● Exercise details:
Retrieve each line that contains the word "username" from the entries below.

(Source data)

/---

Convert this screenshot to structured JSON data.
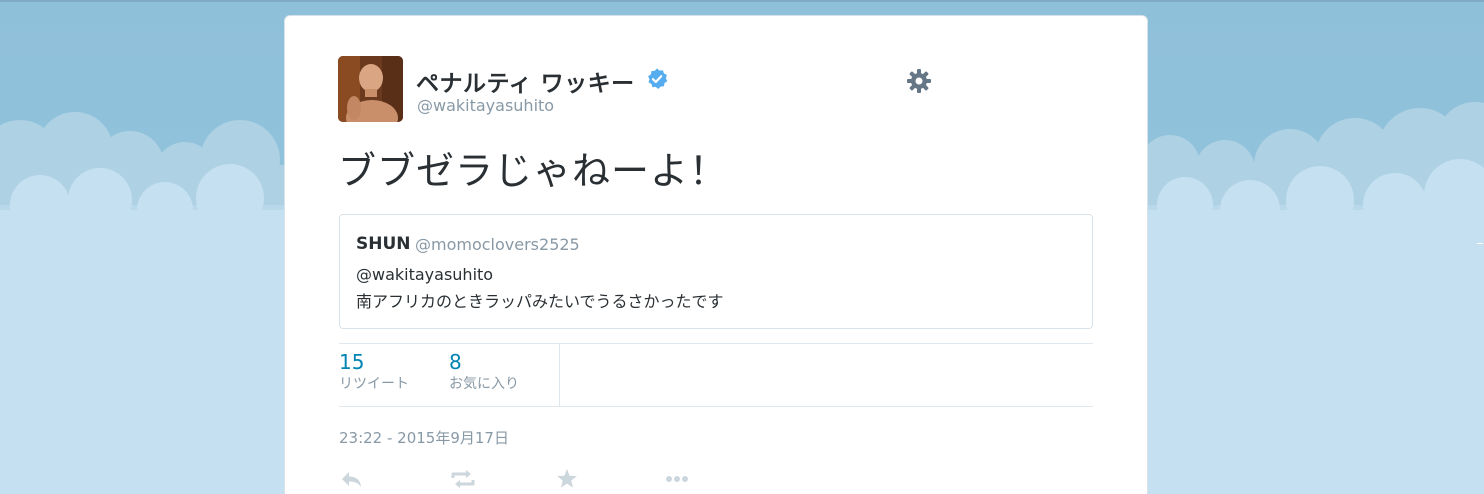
{
  "colors": {
    "background_sky": "#91c2dc",
    "card_background": "#ffffff",
    "text_primary": "#292f33",
    "text_secondary": "#8899a6",
    "link_blue": "#0084b4",
    "verified_blue": "#55acee",
    "icon_gray": "#657786",
    "action_icon_gray": "#ccd6dd"
  },
  "tweet": {
    "user": {
      "display_name": "ペナルティ ワッキー",
      "username": "@wakitayasuhito",
      "verified": true,
      "avatar_icon": "user-avatar"
    },
    "settings_icon": "gear-icon",
    "text": "ブブゼラじゃねーよ！",
    "quoted_tweet": {
      "name": "SHUN",
      "username": "@momoclovers2525",
      "line1": "@wakitayasuhito",
      "line2": "南アフリカのときラッパみたいでうるさかったです"
    },
    "stats": {
      "retweets": {
        "count": "15",
        "label": "リツイート"
      },
      "favorites": {
        "count": "8",
        "label": "お気に入り"
      }
    },
    "timestamp": "23:22 - 2015年9月17日",
    "actions": [
      {
        "name": "reply",
        "icon": "reply-icon"
      },
      {
        "name": "retweet",
        "icon": "retweet-icon"
      },
      {
        "name": "favorite",
        "icon": "star-icon"
      },
      {
        "name": "more",
        "icon": "more-icon"
      }
    ]
  }
}
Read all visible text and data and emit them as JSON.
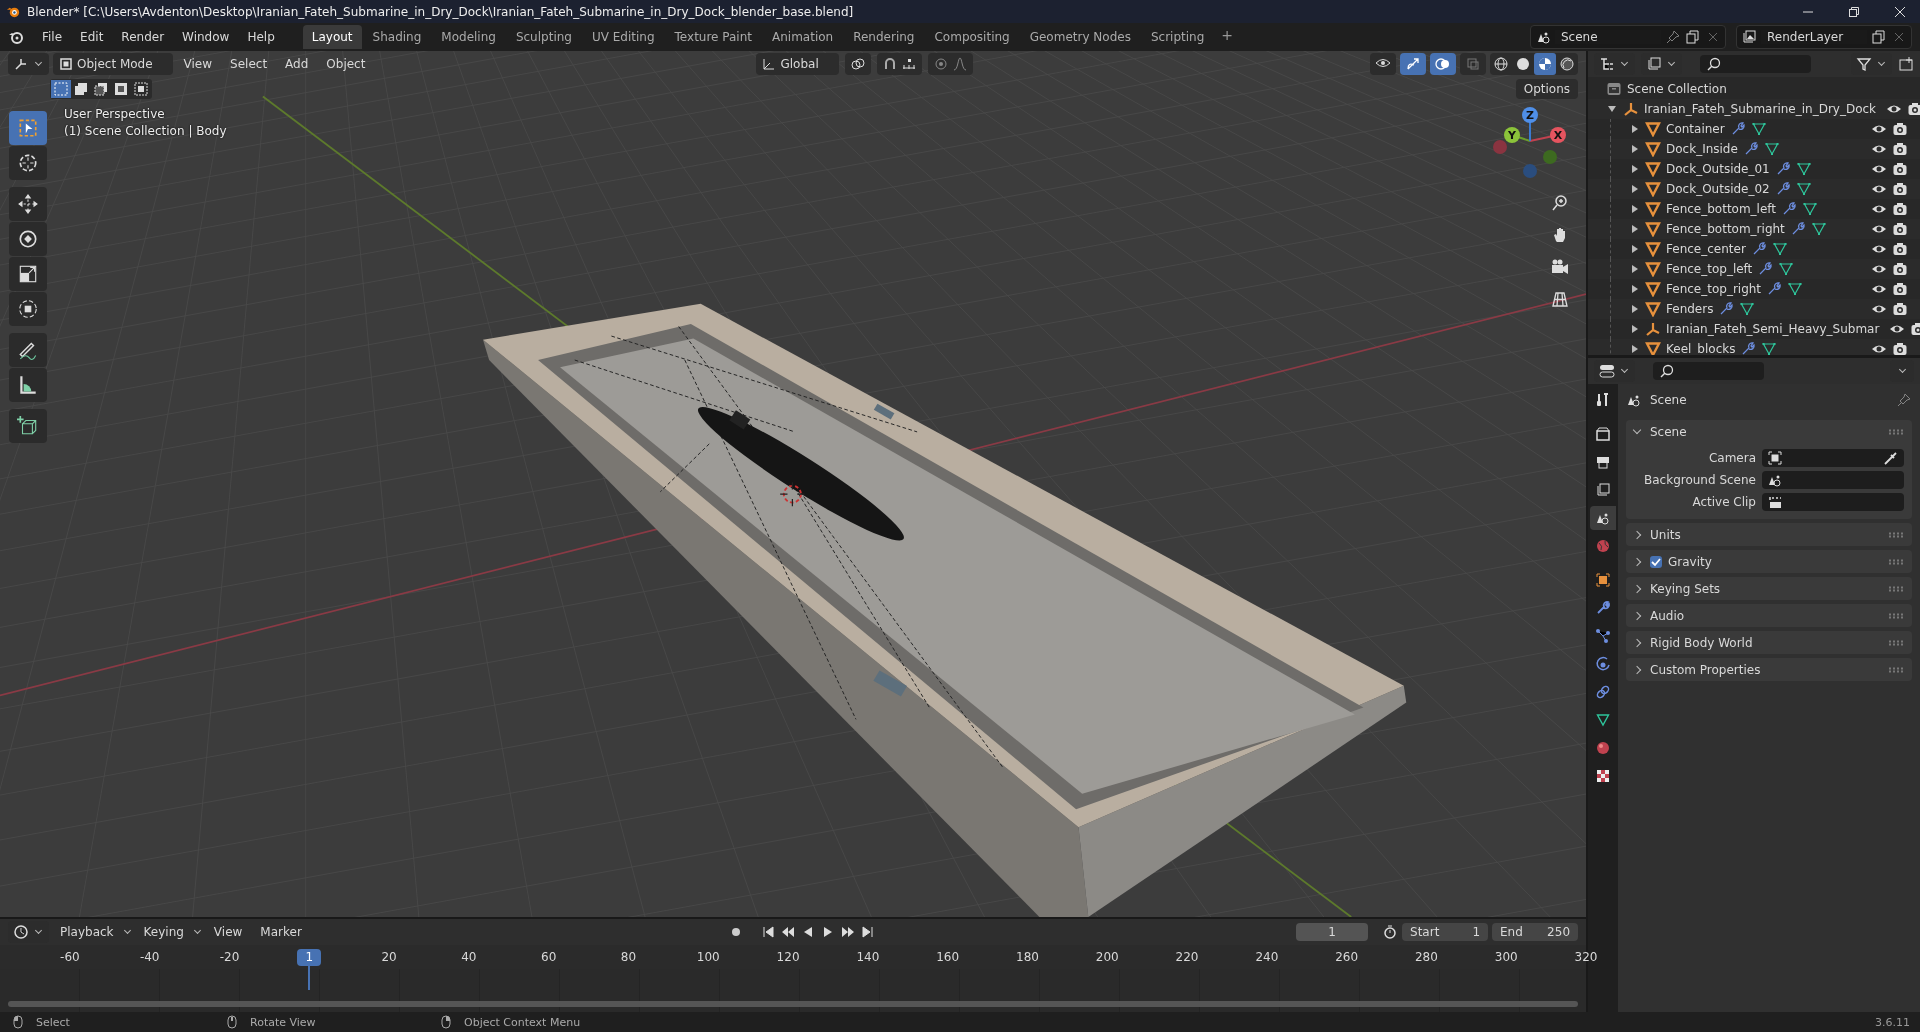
{
  "window": {
    "title": "Blender* [C:\\Users\\Avdenton\\Desktop\\Iranian_Fateh_Submarine_in_Dry_Dock\\Iranian_Fateh_Submarine_in_Dry_Dock_blender_base.blend]"
  },
  "menu": [
    "File",
    "Edit",
    "Render",
    "Window",
    "Help"
  ],
  "workspaces": [
    {
      "label": "Layout",
      "selected": true
    },
    {
      "label": "Shading",
      "selected": false
    },
    {
      "label": "Modeling",
      "selected": false
    },
    {
      "label": "Sculpting",
      "selected": false
    },
    {
      "label": "UV Editing",
      "selected": false
    },
    {
      "label": "Texture Paint",
      "selected": false
    },
    {
      "label": "Animation",
      "selected": false
    },
    {
      "label": "Rendering",
      "selected": false
    },
    {
      "label": "Compositing",
      "selected": false
    },
    {
      "label": "Geometry Nodes",
      "selected": false
    },
    {
      "label": "Scripting",
      "selected": false
    }
  ],
  "add_workspace": "+",
  "scene_selector": {
    "value": "Scene"
  },
  "view_layer_selector": {
    "value": "RenderLayer"
  },
  "viewport": {
    "mode": "Object Mode",
    "menus": [
      "View",
      "Select",
      "Add",
      "Object"
    ],
    "orientation": "Global",
    "options": "Options",
    "overlay_lines": [
      "User Perspective",
      "(1) Scene Collection | Body"
    ],
    "tools": [
      {
        "kind": "select",
        "selected": true
      },
      {
        "kind": "cursor",
        "selected": false
      },
      {
        "kind": "move",
        "selected": false
      },
      {
        "kind": "rotate",
        "selected": false
      },
      {
        "kind": "scale",
        "selected": false
      },
      {
        "kind": "transform",
        "selected": false
      },
      {
        "kind": "annotate",
        "selected": false
      },
      {
        "kind": "measure",
        "selected": false
      },
      {
        "kind": "add-cube",
        "selected": false
      }
    ],
    "shading": [
      {
        "kind": "wireframe",
        "selected": false
      },
      {
        "kind": "solid",
        "selected": false
      },
      {
        "kind": "material",
        "selected": true
      },
      {
        "kind": "rendered",
        "selected": false
      }
    ],
    "gizmo_axes": [
      "X",
      "Y",
      "Z"
    ]
  },
  "outliner": {
    "root": {
      "name": "Scene Collection",
      "children": [
        {
          "name": "Iranian_Fateh_Submarine_in_Dry_Dock",
          "kind": "empty",
          "expanded": true,
          "children": [
            {
              "name": "Container",
              "kind": "mesh",
              "expanded": false
            },
            {
              "name": "Dock_Inside",
              "kind": "mesh",
              "expanded": false
            },
            {
              "name": "Dock_Outside_01",
              "kind": "mesh",
              "expanded": false
            },
            {
              "name": "Dock_Outside_02",
              "kind": "mesh",
              "expanded": false
            },
            {
              "name": "Fence_bottom_left",
              "kind": "mesh",
              "expanded": false
            },
            {
              "name": "Fence_bottom_right",
              "kind": "mesh",
              "expanded": false
            },
            {
              "name": "Fence_center",
              "kind": "mesh",
              "expanded": false
            },
            {
              "name": "Fence_top_left",
              "kind": "mesh",
              "expanded": false
            },
            {
              "name": "Fence_top_right",
              "kind": "mesh",
              "expanded": false
            },
            {
              "name": "Fenders",
              "kind": "mesh",
              "expanded": false
            },
            {
              "name": "Iranian_Fateh_Semi_Heavy_Submar",
              "kind": "empty",
              "expanded": false
            },
            {
              "name": "Keel_blocks",
              "kind": "mesh",
              "expanded": false
            }
          ]
        }
      ]
    }
  },
  "properties": {
    "tabs": [
      {
        "kind": "tool",
        "selected": false
      },
      {
        "kind": "render",
        "selected": false
      },
      {
        "kind": "output",
        "selected": false
      },
      {
        "kind": "view-layer",
        "selected": false
      },
      {
        "kind": "scene",
        "selected": true
      },
      {
        "kind": "world",
        "selected": false
      },
      {
        "kind": "object",
        "selected": false
      },
      {
        "kind": "modifiers",
        "selected": false
      },
      {
        "kind": "particles",
        "selected": false
      },
      {
        "kind": "physics",
        "selected": false
      },
      {
        "kind": "constraints",
        "selected": false
      },
      {
        "kind": "data",
        "selected": false
      },
      {
        "kind": "material",
        "selected": false
      },
      {
        "kind": "texture",
        "selected": false
      }
    ],
    "context": "Scene",
    "panels": [
      {
        "title": "Scene",
        "expanded": true,
        "fields": [
          {
            "label": "Camera",
            "kind": "camera"
          },
          {
            "label": "Background Scene",
            "kind": "scene"
          },
          {
            "label": "Active Clip",
            "kind": "clip"
          }
        ]
      },
      {
        "title": "Units",
        "expanded": false
      },
      {
        "title": "Gravity",
        "expanded": false,
        "checked": true
      },
      {
        "title": "Keying Sets",
        "expanded": false
      },
      {
        "title": "Audio",
        "expanded": false
      },
      {
        "title": "Rigid Body World",
        "expanded": false
      },
      {
        "title": "Custom Properties",
        "expanded": false
      }
    ]
  },
  "timeline": {
    "menus": [
      "Playback",
      "Keying",
      "View",
      "Marker"
    ],
    "current_frame": "1",
    "start_label": "Start",
    "start": "1",
    "end_label": "End",
    "end": "250",
    "ruler": [
      "-60",
      "-40",
      "-20",
      "20",
      "40",
      "60",
      "80",
      "100",
      "120",
      "140",
      "160",
      "180",
      "200",
      "220",
      "240",
      "260",
      "280",
      "300",
      "320"
    ],
    "playhead": "1"
  },
  "status_bar": {
    "hints": [
      "Select",
      "Rotate View",
      "Object Context Menu"
    ],
    "version": "3.6.11"
  }
}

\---

● Answer box:
      "username": "@wakitayasuhito",
      "username": "@momoclovers2525",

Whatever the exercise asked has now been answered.